Evan Ponter is a Salesforce Admin Hero from Baltimore, MD who has been focusing on declarative development since 2012. His desire to keep an org simple, streamlined, and maintainable by future admins has led him to being an expert on the declarative features of the platform. A deep understanding of reports, the importance of proper data modeling, and the utilization of declarative automation tools have propelled Evan along a blossoming Salesforce journey where he solves complex problems using clever solutions that provide the ultimate flexibility. When he's not logged into Salesforce, Evan enjoys playing bass guitar in a local rock band.

Year-To-Date Year-Over-Year Filter Options in Salesforce Reports and Dashboards

You can build a single dashboard along with the necessary source reports and allow the running user to choose their time frame with the ease and simplicity of selecting an option from a drop down menu. Up to 50 time frame options can be predefined using this method and you have complete control over the display values for those options. Easily compare the current year-to-date (or fiscal year-to-date) to the same time frame during the previous year. You can even show trends over multiple years.

Count the Number of Date Groups in a Report Dynamically

A report request comes in asking for a calculation showing the average number of records created in a week. The time frame for this report could be set to a few different values – like last year, last quarter, or over the course of the previous two years. Ideally, the calculation would be dynamic and count the number of weeks that are present in the report results so that these time frame adjustments can be made on the fly. Using a formula field on the object and a summary formula field within a report, you can dynamically count the number of date groups shown in the report results at run time. Let’s dive into the specifics on both pieces of this solution so you can implement it in your org for your use case.

Reporting on Activities

If you’ve ever tried to create reports on the activities that your users are meticulously entering, you may have run into some perplexing behavior. We have a handful of strategies you can utilize in order to bring some normalcy to the activity object in reports. You’ll even be able to create an “Activities (Deluxe)” report type by the end of this article.

The Ultimate Guide to Report Types: Deluxe Report Types

Imagine if you had a single custom report type per object that could address a majority of the requests you have to create a report using data from that object. This is similar to the concept of “one process builder per object” or “one trigger per object” – you create one custom report type per object that you want to report on.

The Ultimate Guide to Report Types: How Do Report Types Work?

When working with reports in Salesforce, you will find that report types have a major effect on what you are able to manipulate. Report types control what report results have the potential to show, what objects you have access to, what fields are available, and how certain report features will behave. This is the first filter being applied to the data.

Data Modeling to Facilitate Reports

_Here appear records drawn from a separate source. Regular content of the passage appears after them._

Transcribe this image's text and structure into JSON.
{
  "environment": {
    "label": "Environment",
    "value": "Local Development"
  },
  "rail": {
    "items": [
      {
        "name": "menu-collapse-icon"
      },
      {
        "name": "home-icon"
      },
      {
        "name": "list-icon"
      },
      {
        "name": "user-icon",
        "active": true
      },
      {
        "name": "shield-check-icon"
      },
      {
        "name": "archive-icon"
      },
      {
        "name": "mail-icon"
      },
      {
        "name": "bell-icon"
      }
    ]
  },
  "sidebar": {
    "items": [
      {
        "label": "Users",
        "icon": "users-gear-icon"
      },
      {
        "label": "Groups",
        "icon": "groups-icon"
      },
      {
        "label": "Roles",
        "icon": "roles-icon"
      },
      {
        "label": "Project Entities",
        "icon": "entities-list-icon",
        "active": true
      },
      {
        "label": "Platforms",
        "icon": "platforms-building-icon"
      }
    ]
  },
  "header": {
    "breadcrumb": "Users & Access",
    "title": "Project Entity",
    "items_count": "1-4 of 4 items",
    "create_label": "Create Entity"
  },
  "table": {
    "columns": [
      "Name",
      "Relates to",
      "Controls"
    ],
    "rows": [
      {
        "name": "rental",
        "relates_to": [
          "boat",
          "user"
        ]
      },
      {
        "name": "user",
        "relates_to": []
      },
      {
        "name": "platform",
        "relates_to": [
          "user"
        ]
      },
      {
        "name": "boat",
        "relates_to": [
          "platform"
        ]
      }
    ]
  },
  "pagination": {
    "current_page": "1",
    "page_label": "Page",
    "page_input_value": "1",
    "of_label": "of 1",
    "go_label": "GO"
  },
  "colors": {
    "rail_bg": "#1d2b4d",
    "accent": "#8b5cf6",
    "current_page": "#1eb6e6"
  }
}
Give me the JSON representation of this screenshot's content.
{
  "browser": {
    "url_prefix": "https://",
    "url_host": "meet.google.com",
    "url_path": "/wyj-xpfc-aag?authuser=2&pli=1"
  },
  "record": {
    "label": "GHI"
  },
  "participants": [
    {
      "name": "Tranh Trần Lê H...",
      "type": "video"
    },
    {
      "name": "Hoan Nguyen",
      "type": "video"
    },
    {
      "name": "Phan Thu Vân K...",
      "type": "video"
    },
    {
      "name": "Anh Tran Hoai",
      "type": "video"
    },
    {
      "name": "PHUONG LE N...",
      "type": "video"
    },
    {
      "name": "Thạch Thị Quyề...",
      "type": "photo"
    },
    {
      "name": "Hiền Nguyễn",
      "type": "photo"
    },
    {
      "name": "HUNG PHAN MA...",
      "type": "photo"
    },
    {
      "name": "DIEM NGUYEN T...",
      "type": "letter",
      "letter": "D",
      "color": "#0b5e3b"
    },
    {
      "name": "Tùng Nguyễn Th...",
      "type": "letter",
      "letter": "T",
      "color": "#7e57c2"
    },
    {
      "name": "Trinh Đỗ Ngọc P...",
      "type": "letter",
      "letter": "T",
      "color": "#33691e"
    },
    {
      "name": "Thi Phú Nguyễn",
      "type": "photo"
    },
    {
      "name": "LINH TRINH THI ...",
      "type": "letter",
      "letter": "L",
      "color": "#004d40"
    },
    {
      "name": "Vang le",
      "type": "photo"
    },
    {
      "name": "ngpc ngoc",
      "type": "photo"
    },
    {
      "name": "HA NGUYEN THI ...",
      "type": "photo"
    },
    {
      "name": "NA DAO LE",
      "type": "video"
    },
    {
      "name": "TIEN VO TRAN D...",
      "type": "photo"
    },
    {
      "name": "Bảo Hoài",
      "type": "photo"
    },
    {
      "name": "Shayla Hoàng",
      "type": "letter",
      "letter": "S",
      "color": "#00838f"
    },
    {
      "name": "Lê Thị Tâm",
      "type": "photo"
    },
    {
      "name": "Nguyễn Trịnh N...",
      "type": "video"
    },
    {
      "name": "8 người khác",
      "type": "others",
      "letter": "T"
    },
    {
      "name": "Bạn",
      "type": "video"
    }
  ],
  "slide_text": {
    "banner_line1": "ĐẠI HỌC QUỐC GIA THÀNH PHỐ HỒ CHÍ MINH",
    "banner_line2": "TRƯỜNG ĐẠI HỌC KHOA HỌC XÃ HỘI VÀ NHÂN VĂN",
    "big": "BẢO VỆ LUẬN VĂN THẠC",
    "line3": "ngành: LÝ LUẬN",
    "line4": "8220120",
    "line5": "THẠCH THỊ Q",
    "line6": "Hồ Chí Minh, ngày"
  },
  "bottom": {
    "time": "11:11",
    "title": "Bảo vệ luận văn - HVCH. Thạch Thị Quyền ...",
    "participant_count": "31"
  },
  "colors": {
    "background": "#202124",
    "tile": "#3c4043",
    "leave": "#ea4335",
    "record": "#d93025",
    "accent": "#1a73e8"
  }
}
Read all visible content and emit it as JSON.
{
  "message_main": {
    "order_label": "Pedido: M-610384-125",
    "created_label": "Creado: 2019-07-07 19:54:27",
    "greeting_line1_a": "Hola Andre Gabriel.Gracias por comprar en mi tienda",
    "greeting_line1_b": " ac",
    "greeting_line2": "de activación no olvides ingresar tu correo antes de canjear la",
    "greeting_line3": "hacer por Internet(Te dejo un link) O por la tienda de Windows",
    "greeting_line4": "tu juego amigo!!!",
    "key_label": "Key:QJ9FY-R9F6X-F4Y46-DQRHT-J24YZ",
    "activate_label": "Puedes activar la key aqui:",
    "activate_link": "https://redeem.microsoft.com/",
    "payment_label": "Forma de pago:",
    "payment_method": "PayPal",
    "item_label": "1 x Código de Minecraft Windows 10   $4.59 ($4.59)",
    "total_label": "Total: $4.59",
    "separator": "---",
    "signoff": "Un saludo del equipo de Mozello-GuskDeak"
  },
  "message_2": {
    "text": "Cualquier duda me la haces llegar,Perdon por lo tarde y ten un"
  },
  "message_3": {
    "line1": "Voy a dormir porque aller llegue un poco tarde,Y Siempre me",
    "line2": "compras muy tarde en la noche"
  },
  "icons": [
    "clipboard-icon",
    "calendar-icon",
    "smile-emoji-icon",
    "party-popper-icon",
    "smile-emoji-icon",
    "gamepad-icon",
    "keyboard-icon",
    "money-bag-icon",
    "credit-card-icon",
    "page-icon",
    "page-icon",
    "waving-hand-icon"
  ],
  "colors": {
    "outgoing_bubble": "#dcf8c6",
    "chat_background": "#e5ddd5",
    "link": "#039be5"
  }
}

The report engine in Salesforce relies on the relationships that are explicitly defined in order to join together data from multiple objects. This means your data architecture determines what native Salesforce reports will be capable of producing. Here are four concepts to consider for data modelling that will allow you to build the reports you desire.